But worst of all has been lack of any police action against those involved in election fraud, despite overwhelming evidence, say Town Hall politicians.
Tory Group leader Peter Golds said: “I went to a thoroughly-depressing meeting two weeks ago with the Met Police who once again showed how out of their depth they are in handling voter fraud.
“It should not be private citizens who do the job that the police should be doing.”
The Met maintained there was a “lack of evidence” while at the same time ignored “the vast evidence that was given to them”, Cllr Golds pointed out.
Rahman’s downfall in April, 2015, resulted in the election the previous year that returned his corrupt regime to Office being re-run.
Labour won back control of the council in the re-run when veteran City Hall politician John Biggs—defeated the year before by Rahman’s corrupt election for mayor—swept to victory in the 2015 re-run, heavily defeating Rahman’s ‘Tower Hamlets First’ party protégé candidate.
Mayor Biggs commented today: “Tower Hamlets First’s mockery of the electoral system was clearly a criminal act. What concerns me most is not only was nobody prosecuted under the current perverse rules, but many candidates who benefitted from Rahman’s corrupt practices have faced no action and remain councillors.”
He referred to the rump of Rahman’s now-disbanded party which remains on the council as an independent group.
“We have made changes to tighten up our electoral systems since 2014,” the new mayor added.
He also paid tribute to Andy Erlam’s campaign—the “four members of the public who risked everything to challenge the corrupt 2014 mayoral election result”.
Both Labour and Conservative groups are calling for better safeguards to protect and support people who have evidence of fraud and wrongdoing.
But Tory cllr Golds slammed the Met Police over the lack of prosecutions. He insisted: “The electoral system must be fair for all voters and the acceptance of practices must cease which damage democracy under the guise of ‘cultural’ activities which is an excuse popular with the Metropolitan Police.”
Sir Eric also attacks the Met Police for failing to follow up the election court’s ruling with its mass of evidence with criminal charges.
He said: “This is no excuse for failing to enforce British law and protect the integrity of our democratic process.
“It is astonishing following the Tower Hamlets case that no criminal prosecution has been brought.
“The election court disqualified Lutfur Rahman and his agent for a litany of corrupt and illegal practices.
“Rahman was found guilty beyond reasonable doubt—to a criminal standard of proof.
“Yet no further action has been taken against disqualified individuals or the now-disbanded political party.”
His damning report urges electoral malpractice to be investigated by the National Crime Agency rather than local police officers who critics say are out of their depth.

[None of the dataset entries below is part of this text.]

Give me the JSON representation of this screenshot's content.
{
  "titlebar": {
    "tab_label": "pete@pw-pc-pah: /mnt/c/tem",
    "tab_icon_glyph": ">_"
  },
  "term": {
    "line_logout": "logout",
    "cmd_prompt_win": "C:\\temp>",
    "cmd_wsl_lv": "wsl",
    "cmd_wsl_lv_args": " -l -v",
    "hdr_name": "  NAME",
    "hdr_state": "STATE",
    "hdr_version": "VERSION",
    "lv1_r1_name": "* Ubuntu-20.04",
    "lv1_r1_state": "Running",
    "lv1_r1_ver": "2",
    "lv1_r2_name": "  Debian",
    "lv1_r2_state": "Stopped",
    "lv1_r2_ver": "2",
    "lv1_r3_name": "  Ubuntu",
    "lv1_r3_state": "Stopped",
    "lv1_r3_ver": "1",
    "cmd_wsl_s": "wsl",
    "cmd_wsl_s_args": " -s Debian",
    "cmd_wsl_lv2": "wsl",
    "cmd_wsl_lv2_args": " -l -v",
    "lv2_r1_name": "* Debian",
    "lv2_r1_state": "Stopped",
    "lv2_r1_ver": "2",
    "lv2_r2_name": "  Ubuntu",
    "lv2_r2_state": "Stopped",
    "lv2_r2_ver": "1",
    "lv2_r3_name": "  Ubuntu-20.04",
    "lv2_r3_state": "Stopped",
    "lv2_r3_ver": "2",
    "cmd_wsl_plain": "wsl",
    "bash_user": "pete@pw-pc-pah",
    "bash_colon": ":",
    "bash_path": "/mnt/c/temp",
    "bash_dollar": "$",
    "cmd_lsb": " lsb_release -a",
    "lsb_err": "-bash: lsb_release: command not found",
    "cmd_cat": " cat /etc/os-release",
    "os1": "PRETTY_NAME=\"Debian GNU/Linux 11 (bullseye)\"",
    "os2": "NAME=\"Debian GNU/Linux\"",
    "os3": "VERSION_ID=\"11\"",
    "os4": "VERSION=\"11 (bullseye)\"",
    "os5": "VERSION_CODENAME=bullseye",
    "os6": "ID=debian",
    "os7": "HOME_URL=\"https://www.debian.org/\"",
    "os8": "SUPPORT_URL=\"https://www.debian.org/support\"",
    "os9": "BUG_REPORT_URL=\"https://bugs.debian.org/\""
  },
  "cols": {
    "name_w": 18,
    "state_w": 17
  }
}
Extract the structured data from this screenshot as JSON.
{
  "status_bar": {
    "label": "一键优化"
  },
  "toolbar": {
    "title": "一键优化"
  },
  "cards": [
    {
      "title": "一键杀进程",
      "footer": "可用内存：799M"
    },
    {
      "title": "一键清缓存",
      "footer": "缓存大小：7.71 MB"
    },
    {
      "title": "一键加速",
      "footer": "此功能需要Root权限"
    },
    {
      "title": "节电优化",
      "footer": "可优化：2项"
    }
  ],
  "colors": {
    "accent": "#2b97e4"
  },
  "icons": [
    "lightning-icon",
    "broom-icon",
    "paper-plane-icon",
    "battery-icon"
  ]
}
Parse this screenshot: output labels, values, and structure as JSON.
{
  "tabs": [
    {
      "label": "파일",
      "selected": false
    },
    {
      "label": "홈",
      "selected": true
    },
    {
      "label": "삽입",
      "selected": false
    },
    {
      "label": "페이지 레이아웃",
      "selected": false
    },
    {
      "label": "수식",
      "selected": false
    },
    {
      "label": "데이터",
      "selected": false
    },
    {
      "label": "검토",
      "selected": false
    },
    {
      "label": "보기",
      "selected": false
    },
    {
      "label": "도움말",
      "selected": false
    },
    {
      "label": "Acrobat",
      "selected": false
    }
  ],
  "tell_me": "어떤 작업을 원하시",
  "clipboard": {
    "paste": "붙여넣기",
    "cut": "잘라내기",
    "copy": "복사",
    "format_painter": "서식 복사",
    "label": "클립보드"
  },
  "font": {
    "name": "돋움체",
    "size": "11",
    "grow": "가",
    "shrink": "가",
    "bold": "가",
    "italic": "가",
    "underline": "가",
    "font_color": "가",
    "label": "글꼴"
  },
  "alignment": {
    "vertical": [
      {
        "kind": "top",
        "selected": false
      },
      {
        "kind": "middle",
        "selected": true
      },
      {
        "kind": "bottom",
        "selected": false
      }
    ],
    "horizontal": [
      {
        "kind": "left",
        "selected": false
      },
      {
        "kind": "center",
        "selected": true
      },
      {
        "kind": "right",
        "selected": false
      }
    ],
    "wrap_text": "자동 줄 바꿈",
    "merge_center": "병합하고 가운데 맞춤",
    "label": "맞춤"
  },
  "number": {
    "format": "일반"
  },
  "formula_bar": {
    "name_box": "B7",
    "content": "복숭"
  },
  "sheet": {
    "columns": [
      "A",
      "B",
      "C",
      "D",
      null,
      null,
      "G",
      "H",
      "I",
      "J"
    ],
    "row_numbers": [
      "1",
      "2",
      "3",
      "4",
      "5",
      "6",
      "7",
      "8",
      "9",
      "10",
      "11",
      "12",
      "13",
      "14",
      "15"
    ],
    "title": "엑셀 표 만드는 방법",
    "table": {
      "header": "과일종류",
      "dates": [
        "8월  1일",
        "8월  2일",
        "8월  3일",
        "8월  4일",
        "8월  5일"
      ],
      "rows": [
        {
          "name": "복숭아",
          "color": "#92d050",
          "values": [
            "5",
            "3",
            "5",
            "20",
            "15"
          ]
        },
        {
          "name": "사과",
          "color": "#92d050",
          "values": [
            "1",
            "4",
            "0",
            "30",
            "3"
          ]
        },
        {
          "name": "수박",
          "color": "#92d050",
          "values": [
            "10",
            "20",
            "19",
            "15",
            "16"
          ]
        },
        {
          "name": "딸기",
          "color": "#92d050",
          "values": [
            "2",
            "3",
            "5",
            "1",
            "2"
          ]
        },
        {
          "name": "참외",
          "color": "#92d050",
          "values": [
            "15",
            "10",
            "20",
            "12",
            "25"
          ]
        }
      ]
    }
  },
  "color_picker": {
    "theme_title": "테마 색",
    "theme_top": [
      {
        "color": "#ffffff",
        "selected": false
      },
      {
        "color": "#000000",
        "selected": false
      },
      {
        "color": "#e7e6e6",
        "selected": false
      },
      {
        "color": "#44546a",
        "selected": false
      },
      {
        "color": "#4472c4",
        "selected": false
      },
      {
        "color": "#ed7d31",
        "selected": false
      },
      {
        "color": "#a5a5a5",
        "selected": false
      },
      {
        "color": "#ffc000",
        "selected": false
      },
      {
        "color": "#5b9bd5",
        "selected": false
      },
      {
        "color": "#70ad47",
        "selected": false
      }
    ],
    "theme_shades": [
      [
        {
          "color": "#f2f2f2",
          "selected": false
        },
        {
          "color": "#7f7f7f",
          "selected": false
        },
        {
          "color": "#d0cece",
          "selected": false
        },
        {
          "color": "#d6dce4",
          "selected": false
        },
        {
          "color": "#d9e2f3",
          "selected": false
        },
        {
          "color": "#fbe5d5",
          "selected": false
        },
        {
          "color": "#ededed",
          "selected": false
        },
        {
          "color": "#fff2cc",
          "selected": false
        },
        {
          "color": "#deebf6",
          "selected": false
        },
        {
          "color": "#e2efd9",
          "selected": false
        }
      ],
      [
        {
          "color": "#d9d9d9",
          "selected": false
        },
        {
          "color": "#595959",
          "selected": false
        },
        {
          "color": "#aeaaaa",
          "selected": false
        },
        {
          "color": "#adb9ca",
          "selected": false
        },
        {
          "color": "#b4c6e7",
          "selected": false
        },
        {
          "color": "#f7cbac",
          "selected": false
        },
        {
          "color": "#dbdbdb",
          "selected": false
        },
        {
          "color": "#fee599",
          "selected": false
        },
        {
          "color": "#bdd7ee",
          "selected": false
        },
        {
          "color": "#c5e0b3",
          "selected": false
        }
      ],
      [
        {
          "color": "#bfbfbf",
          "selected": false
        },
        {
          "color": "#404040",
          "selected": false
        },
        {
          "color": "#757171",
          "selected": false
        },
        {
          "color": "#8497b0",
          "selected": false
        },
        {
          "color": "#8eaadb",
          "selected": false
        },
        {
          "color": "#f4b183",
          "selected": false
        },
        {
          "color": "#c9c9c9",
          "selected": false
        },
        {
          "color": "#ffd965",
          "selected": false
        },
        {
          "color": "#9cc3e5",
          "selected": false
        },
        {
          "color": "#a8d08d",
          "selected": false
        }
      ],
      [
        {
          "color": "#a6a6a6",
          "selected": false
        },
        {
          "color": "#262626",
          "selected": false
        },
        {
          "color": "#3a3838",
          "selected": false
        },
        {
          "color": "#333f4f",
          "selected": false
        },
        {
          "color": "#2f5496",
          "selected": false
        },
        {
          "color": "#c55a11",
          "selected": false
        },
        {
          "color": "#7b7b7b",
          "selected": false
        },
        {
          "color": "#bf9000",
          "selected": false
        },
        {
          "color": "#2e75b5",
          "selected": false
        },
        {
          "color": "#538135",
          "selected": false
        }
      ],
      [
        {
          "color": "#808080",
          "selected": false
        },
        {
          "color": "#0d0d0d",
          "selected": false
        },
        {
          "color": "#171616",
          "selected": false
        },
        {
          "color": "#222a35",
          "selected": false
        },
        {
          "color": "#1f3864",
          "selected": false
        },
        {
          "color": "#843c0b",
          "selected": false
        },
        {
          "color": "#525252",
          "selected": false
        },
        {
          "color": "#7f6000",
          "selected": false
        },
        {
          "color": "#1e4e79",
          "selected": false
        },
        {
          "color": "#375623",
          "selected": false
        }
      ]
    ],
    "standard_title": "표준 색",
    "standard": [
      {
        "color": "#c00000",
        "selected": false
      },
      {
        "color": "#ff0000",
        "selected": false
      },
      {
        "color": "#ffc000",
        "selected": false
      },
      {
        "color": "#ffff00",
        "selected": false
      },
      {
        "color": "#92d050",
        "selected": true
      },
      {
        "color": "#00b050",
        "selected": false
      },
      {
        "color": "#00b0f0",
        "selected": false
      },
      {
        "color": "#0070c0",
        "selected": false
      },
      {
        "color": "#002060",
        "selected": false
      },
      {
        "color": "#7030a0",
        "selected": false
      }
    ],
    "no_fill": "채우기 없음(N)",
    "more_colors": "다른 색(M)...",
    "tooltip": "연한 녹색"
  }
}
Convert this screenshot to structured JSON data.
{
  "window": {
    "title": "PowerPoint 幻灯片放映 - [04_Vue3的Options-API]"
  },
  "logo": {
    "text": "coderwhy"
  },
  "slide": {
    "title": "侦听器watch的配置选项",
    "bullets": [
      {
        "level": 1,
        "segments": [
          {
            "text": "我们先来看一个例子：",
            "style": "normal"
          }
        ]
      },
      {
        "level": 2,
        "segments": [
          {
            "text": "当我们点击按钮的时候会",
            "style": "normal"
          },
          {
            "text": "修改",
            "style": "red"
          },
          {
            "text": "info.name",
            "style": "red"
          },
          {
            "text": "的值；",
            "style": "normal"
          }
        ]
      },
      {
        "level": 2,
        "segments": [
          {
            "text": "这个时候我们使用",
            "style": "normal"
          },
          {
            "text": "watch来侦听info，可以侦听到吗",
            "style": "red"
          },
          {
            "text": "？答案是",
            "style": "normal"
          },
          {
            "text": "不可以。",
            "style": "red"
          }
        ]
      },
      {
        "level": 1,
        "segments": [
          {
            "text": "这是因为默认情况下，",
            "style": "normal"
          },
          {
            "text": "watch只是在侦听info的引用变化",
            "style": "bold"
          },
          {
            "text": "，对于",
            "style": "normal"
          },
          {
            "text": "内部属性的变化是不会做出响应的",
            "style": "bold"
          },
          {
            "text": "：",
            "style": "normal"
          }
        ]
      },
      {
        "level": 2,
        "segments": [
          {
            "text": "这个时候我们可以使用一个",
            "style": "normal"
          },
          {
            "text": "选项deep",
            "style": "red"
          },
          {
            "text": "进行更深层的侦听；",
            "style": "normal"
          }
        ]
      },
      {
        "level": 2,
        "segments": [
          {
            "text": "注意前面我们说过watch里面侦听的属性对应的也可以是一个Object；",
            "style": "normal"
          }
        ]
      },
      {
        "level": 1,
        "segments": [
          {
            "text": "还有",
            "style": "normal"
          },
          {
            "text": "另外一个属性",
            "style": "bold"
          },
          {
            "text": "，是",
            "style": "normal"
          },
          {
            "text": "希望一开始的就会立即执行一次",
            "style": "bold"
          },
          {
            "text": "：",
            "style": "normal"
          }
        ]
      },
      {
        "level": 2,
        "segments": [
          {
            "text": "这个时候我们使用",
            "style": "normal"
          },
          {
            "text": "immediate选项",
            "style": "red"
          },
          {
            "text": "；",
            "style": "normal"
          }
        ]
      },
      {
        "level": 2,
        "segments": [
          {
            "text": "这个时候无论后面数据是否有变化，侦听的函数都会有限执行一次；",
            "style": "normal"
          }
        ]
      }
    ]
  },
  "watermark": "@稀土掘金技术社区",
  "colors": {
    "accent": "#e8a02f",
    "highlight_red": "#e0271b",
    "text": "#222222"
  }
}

“Our nation has a proud heritage as the ‘Mother of Parliaments’,” Sir Eric added. “Yet the spread of electoral fraud and state of denial threatens that reputation. It is time to take on the electoral crooks and defend Britain’s free and fair elections.”
Sir Eric’s recommendations are to ban political activists handling postal ballot papers, to have proof of a voter’s identity at polling stations, to scrap ‘permanent’ postal votes that would make sure ballot papers only go to electors still at the address, to have stronger police powers in tackling intimidation outside polling stations and for tougher checks on the electoral register to prevent it being used for immigration and benefit fraud.
His proposals also include “learning the lessons from Tower Hamlets with ‘corrupt-busting’ powers for the press, public and councillors to scrutinise decisions of elected mayors and cabinets, from whistle-blowing protection to stronger rights to inspect council documents”.